The movement has been vocal against Californian laws and regulations for decades, but have recently become deafening towards state regulated COVID-19 restrictions. Carlos Zapata, an overnight right wing celebrity and figure in the Jefferson movement, had a clip of him at the Shasta Board of Supervisors go viral. “Right now, we’re being peaceful,” he said in the short speech, “But it’s not going to be peaceful much longer.” Despite having one of the highest per-capita rates of COVID-19 infections in the state, the Shasta County Board of Supervisors spent the last several weeks hearing calls to ignore state public health orders that would force restaurants, gyms and other small businesses to stop serving customers indoors.
At one point, an anti-mask activist in a Grim Reaper mask stood at the microphone and tried to set a face mask on fire. A man announced he was placing the entire board under citizen’s arrest. Activists read out the county health officer’s home address, prompting police to step up patrols in her neighborhood.
However, one begs the question, why would such a movement occur? Jeff Silva-Brown, an American Institutions and Comparative Government teacher here at Ukiah High said, “States are very diverse entities with cultures that span a broad swath of society. Probably one of the most disregarded cultures are those that exist in rural communities.” Silva-Brown highlighted some of the reasons rural populations are often ignored: “Very few people live in these locations compared to cities so the ability to influence policy related to a region’s culture is minimal. When states pass laws they are doing so without much regard to rural regions and this creates tension.” And this tension has been ever expanding, with the recent pandemic only speeding up the ignition of a revolutionary bomb.
But how much of this revolutionary talk can be taken seriously?
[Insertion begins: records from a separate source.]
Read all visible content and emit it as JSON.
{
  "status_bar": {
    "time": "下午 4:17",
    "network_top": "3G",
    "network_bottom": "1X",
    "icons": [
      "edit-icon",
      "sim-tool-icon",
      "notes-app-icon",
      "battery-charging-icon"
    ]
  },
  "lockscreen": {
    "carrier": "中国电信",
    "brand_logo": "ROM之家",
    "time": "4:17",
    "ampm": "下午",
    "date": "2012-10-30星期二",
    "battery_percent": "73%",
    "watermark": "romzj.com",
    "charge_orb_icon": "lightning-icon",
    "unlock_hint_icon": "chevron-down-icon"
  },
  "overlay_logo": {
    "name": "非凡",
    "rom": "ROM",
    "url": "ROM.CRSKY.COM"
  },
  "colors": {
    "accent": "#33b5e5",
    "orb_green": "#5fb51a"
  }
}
How much of it just comes with the territory? Silva-Brown states, “Legally it can’t happen anyway as they would have to get both California and Oregon to give up that land, and then Congress must approve any new state. That’s not going to happen. Secession movements in California have been fairly common in California for 50 years. There have been multiple plans that have included Jefferson, splitting California in half, in thirds; and most recently carving California into six different states. These movements ebb and flow with economic conditions, political polarity, and usually die off as other issues pop up.”
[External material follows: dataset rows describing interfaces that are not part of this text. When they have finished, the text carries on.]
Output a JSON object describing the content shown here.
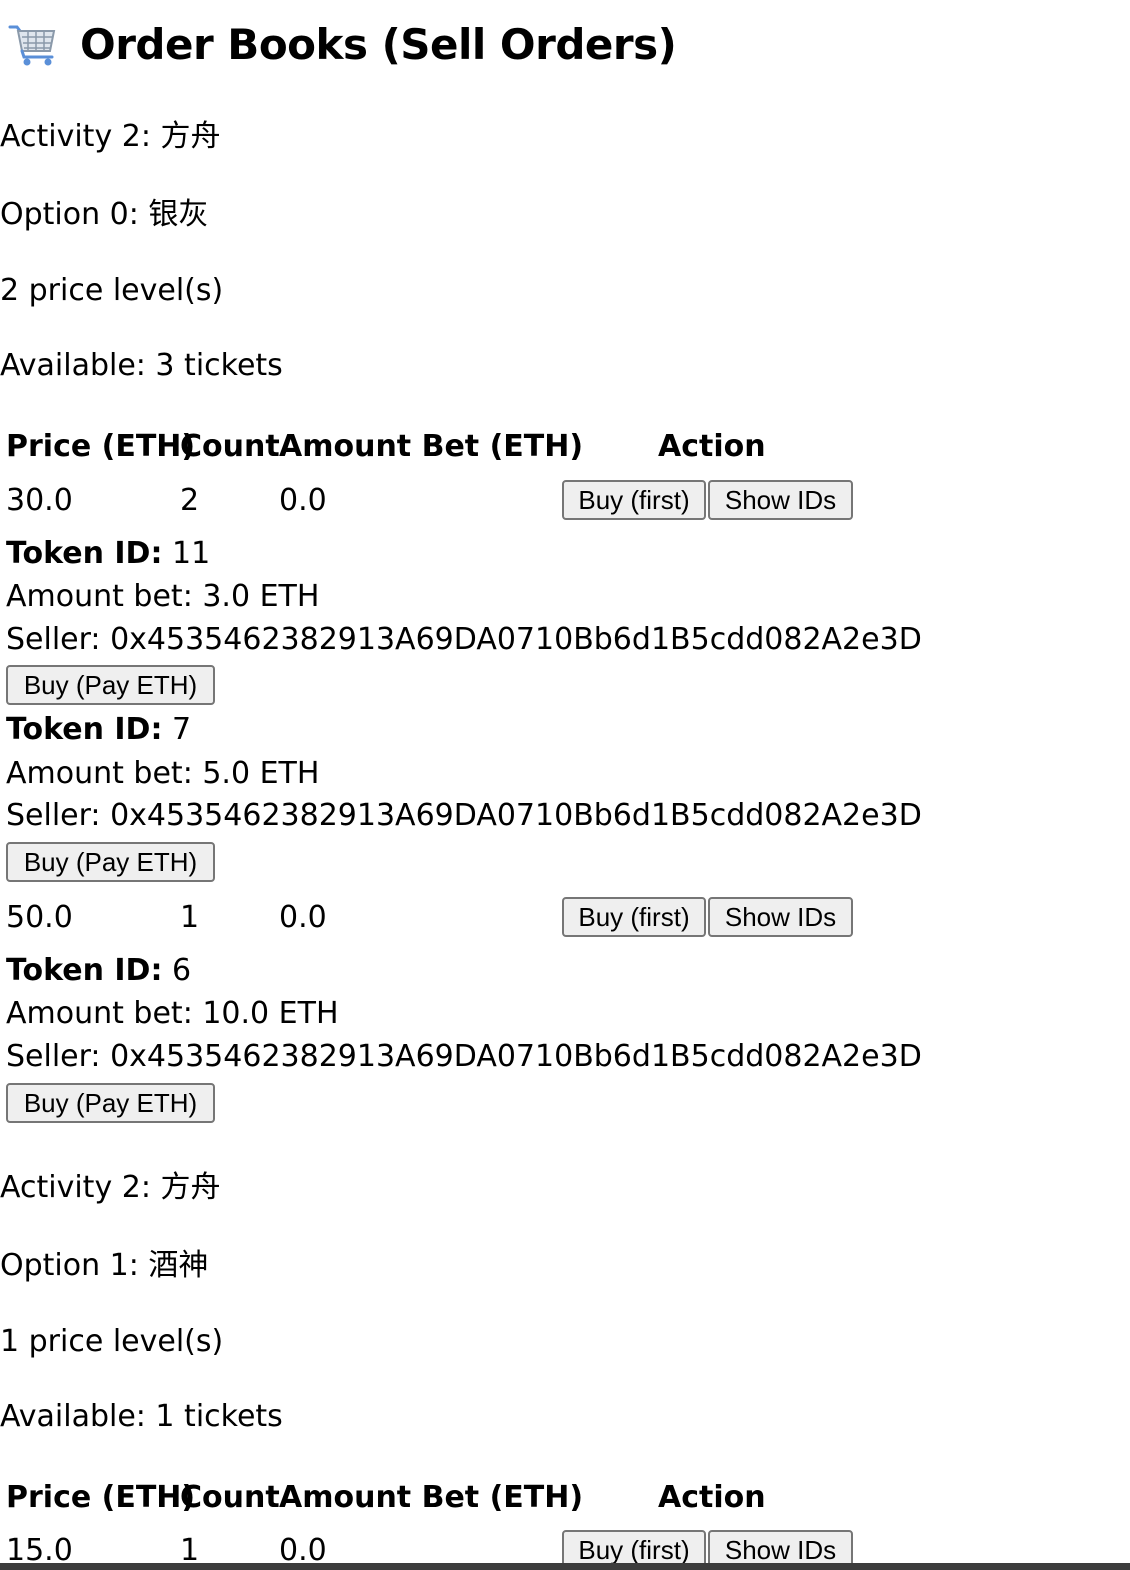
{
  "page_title": "Order Books (Sell Orders)",
  "icons": {
    "title_icon": "shopping-cart-icon"
  },
  "table_headers": {
    "price": "Price (ETH)",
    "count": "Count",
    "amount_bet": "Amount Bet (ETH)",
    "action": "Action"
  },
  "buttons": {
    "buy_first": "Buy (first)",
    "show_ids": "Show IDs",
    "buy_pay": "Buy (Pay ETH)"
  },
  "labels": {
    "token_id": "Token ID:"
  },
  "books": [
    {
      "activity": "Activity 2: 方舟",
      "option": "Option 0: 银灰",
      "levels": "2 price level(s)",
      "available": "Available: 3 tickets",
      "rows": [
        {
          "price": "30.0",
          "count": "2",
          "amount_bet": "0.0",
          "tokens": [
            {
              "id": "11",
              "amount": "Amount bet: 3.0 ETH",
              "seller": "Seller: 0x4535462382913A69DA0710Bb6d1B5cdd082A2e3D"
            },
            {
              "id": "7",
              "amount": "Amount bet: 5.0 ETH",
              "seller": "Seller: 0x4535462382913A69DA0710Bb6d1B5cdd082A2e3D"
            }
          ]
        },
        {
          "price": "50.0",
          "count": "1",
          "amount_bet": "0.0",
          "tokens": [
            {
              "id": "6",
              "amount": "Amount bet: 10.0 ETH",
              "seller": "Seller: 0x4535462382913A69DA0710Bb6d1B5cdd082A2e3D"
            }
          ]
        }
      ]
    },
    {
      "activity": "Activity 2: 方舟",
      "option": "Option 1: 酒神",
      "levels": "1 price level(s)",
      "available": "Available: 1 tickets",
      "rows": [
        {
          "price": "15.0",
          "count": "1",
          "amount_bet": "0.0",
          "tokens": []
        }
      ]
    }
  ]
}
Despite being vocal, the State of Jefferson and it’s rebellious movement is still only a minority within the liberal confines of California. “The urban/rural divide will get worse in the United States but I think the State of Jefferson will remain a symbol, never a reality.” Silva-Brown ends.